back of his hand and can/will lead you to the best and biggest bass.

By the way, there is some awesome crappie fishing available here also.

The close-by boat launch is a good place to start because the rim canal is marked and rather hazard free although nothing is guaranteed. There are more boats here on a winter day than there is in the entire state of Maryland. You just don’t get crowded unless you are on a bent-pole pattern. A good Lowrance depth finder is a bonus but a great Lowrance GPS/Sonar such as the HDS models is a day-saver. The “Trail” feature is, will-be, your best friend.

It’s hard to predict the spawn on this lake and there will be several. It’s about water temperature, moon stage and barometric pressure. A cold front in these parts is a major turn-off and it’s a smart northern man that realizes that the sun can ruin your entire trip if you disrespect it.
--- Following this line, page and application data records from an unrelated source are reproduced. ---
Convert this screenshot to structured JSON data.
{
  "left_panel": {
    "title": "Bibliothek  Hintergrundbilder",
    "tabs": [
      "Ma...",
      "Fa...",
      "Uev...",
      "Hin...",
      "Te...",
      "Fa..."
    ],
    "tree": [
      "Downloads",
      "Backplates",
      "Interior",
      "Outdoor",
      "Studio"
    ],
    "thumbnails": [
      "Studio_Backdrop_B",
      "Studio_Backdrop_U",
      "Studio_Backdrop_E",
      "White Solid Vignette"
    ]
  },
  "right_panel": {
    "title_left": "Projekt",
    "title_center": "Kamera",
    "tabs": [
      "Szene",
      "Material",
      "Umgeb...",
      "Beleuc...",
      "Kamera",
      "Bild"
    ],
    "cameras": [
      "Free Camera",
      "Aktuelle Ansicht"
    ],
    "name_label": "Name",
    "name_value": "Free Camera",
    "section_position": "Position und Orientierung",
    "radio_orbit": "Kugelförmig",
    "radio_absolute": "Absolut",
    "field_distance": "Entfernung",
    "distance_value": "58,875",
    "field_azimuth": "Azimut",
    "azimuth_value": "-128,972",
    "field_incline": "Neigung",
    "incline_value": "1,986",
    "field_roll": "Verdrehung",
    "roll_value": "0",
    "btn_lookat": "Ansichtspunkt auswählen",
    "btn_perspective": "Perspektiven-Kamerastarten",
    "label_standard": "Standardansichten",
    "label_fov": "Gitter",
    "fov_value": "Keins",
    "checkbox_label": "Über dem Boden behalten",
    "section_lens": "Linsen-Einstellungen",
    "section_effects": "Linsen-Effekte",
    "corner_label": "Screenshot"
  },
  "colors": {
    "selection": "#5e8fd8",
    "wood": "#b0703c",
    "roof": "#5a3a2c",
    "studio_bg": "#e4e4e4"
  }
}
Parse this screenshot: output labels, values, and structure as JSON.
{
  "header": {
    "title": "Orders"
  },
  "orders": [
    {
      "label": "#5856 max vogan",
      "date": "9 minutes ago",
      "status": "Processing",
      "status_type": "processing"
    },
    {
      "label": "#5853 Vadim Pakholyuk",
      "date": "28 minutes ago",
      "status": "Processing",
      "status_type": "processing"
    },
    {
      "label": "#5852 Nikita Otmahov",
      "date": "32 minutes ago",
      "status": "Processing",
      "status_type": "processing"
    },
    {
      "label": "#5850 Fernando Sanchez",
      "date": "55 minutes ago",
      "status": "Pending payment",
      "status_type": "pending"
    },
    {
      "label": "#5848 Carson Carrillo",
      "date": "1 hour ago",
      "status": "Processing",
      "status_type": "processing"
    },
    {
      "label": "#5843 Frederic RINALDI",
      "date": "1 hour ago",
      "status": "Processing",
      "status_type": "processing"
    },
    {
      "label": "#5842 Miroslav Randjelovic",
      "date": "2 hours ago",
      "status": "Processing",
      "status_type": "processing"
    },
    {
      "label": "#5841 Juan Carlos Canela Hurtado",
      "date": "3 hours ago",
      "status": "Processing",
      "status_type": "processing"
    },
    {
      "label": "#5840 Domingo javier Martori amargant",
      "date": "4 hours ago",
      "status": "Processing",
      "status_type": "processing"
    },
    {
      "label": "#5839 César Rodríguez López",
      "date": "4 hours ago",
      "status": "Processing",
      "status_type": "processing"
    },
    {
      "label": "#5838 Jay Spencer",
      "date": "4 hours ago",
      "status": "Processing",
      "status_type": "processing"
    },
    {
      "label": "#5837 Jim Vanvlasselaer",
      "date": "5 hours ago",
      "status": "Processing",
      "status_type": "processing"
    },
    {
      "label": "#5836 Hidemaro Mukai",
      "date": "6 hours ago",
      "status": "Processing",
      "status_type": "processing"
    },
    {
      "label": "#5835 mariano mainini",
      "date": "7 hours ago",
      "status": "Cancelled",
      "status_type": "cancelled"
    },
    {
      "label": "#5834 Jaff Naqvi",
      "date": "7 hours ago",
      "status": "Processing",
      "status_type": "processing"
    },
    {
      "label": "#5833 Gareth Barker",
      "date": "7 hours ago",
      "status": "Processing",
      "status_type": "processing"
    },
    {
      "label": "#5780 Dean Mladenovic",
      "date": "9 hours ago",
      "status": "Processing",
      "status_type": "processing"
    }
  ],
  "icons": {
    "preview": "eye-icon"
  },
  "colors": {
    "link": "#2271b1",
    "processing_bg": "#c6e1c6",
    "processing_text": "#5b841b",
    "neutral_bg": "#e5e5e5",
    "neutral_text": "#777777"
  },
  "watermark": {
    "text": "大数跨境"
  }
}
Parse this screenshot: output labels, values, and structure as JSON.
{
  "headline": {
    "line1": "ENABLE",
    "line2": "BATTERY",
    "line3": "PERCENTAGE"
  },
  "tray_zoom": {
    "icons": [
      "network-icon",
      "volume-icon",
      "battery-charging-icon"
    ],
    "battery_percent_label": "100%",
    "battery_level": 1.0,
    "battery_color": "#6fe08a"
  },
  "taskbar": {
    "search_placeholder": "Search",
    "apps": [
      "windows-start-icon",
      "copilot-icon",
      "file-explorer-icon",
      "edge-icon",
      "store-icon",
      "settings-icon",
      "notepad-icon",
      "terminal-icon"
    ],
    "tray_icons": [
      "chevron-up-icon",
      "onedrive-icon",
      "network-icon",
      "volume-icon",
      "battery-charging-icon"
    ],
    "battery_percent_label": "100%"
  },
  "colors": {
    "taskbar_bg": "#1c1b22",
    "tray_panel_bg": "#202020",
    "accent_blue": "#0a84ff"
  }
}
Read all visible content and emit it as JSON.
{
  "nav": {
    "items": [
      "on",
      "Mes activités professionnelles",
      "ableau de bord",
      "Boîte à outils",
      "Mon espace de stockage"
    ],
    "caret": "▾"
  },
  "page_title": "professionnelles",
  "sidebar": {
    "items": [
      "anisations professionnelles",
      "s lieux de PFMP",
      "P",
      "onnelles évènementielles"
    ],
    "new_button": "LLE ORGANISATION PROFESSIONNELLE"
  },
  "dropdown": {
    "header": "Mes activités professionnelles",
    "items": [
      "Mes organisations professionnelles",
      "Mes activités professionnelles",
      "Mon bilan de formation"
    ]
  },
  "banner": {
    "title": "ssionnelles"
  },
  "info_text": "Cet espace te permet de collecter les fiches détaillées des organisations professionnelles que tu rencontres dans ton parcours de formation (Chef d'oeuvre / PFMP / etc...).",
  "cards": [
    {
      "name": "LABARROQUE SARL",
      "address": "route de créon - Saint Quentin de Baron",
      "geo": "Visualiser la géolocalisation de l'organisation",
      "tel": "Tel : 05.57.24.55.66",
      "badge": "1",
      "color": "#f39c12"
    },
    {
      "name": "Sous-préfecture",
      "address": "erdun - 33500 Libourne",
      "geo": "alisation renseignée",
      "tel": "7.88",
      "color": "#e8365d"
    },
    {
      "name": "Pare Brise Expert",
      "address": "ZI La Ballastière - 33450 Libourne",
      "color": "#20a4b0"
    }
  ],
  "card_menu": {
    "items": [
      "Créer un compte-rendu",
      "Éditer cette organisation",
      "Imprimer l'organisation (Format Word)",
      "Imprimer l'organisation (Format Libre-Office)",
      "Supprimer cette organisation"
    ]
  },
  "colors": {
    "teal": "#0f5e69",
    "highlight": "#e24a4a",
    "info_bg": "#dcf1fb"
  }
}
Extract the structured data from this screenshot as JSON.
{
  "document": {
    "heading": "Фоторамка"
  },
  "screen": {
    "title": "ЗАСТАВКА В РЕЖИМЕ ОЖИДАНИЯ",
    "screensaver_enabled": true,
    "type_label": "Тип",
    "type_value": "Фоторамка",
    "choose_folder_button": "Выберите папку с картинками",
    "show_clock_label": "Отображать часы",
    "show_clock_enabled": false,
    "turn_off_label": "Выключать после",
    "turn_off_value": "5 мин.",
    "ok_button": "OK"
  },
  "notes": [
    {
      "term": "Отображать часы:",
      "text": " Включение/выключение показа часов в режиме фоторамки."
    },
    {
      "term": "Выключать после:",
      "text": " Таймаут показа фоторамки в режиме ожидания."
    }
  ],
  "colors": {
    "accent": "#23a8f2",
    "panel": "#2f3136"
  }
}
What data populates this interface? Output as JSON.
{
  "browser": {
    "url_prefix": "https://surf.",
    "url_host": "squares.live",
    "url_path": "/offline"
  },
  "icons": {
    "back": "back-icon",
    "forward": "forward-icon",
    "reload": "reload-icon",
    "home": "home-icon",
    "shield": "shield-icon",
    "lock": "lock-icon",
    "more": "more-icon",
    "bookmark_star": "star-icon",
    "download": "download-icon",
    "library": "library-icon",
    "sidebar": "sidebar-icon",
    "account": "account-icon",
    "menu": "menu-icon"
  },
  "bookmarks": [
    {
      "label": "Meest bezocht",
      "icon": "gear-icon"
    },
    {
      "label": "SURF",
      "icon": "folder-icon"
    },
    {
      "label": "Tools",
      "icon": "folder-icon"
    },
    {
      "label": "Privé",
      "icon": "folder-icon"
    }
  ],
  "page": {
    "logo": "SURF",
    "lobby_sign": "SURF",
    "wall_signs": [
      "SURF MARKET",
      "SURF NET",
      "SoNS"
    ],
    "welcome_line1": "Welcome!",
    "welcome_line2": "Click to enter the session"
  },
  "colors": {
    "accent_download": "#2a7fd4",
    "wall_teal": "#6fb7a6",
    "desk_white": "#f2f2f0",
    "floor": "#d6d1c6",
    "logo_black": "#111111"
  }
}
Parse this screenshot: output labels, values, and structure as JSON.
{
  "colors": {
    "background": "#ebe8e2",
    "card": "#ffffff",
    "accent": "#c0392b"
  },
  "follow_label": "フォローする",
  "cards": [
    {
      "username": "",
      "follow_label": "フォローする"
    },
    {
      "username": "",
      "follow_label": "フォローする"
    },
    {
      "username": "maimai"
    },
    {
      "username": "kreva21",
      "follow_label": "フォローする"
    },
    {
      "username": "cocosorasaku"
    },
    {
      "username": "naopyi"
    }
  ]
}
The lake is shallow enough and “vegetated” enough to allow for sight-fishing but don’t count on it. You can count on dirty water as a bad-thing though so your search for clear water is as important and your eye for the various grasses the fish prefer.

This is no place for sissy equipment so I’ll recommend medium-heavy to heavy, 7-foot or longer, Ardent baitcasting rods and reel with 40-60 pound Sunline braid. There is some open water patterns, some days, where 20 pound test Sunline Fluorocarbon will do the job.

For the most part, this is a vegetation pattern not unlike the tidal Potomac—but much thicker, with heavier, even denser types, where often various types intermingle. The submersed grasses allow for cast and retrieve but the emergent growths are brutal on equipment, tough as bamboo shoots and requires pitching or flipping skills. A 36-volt Minn Kota trolling motor is a major asset. Power Poles are, well, invaluable.

Swimbaits such as ‘Skinny Dippers” on a 4/0 or 5/0 hook with a HookSetter Bobber Stopper ahead of an appropriate bullet weight--and Big Mouth swim jigs with swim-baits attached are always tied on a rod—and in a “ready” position. Pitch or flip jigs (1/2 to one ounce) dressed with big-profile trailers and large critter baits are common offerings but remember—clear water is the difference—most days. There are times and habitats when rattling lures and spinnerbaits do the deed so don’t allow yourself to get into a rut. I’ve caught bass in scattered grass on Death Shimmer spinnerbaits and Rattlin Rapalas. Do not become so focused that you forget your purpose—catching bass.

Now, I’m not a fan of live bait angling, but when the boys at the dock are talking about numbers and size that you cannot even fathom—shut-off your ego-machine and jump on the wagon. “When in Rome”, comes to mind?


The marshes, hey fields and other submersed and emergent grasses
are dissected by many and various “trails” that can be “run” flat-out

 

My adventure to the Big O this year was one of the nicest trips I’ve ever allowed “me” to take. It began with a trip to Puerto Rico with Mag, and that tarpon story is coming next. It was sandwiched with a trip on salt flats with C. A. Richardson in the St. Petersburg area (story coming), a guy I absolutely love and respect.

The fact that I had about 7 days with my pal Rick and son Kenny is an irreplaceable segment in my life—and the way those two “front-ended” me would even make the IRS or Deflategate scandals go away. Can you believe that anyone in America could think that a football without 1.5 pounds of air could be a scandal? Hell-the Patriots could have won if the game was played with an anvil. See how easily I get side-tracked? Now, about this ice thing on the Susquehanna!

You must monitor our website, www.penrodsguides.com for our weekly fishing reports and information about my summer youth camp. Our sponsors are proven products and I’d never recommend anything that doesn’t do the job that I say they do. Rarely, we change guides and sponsors—and there are very good reasons why. See ya on the water, or better yet, book a trip with us. My cell is 240-447-2206 and email at kenpenrod@comcast.net. I have accounts at Twitter (@ken_penrod) face book, Instagram and IN.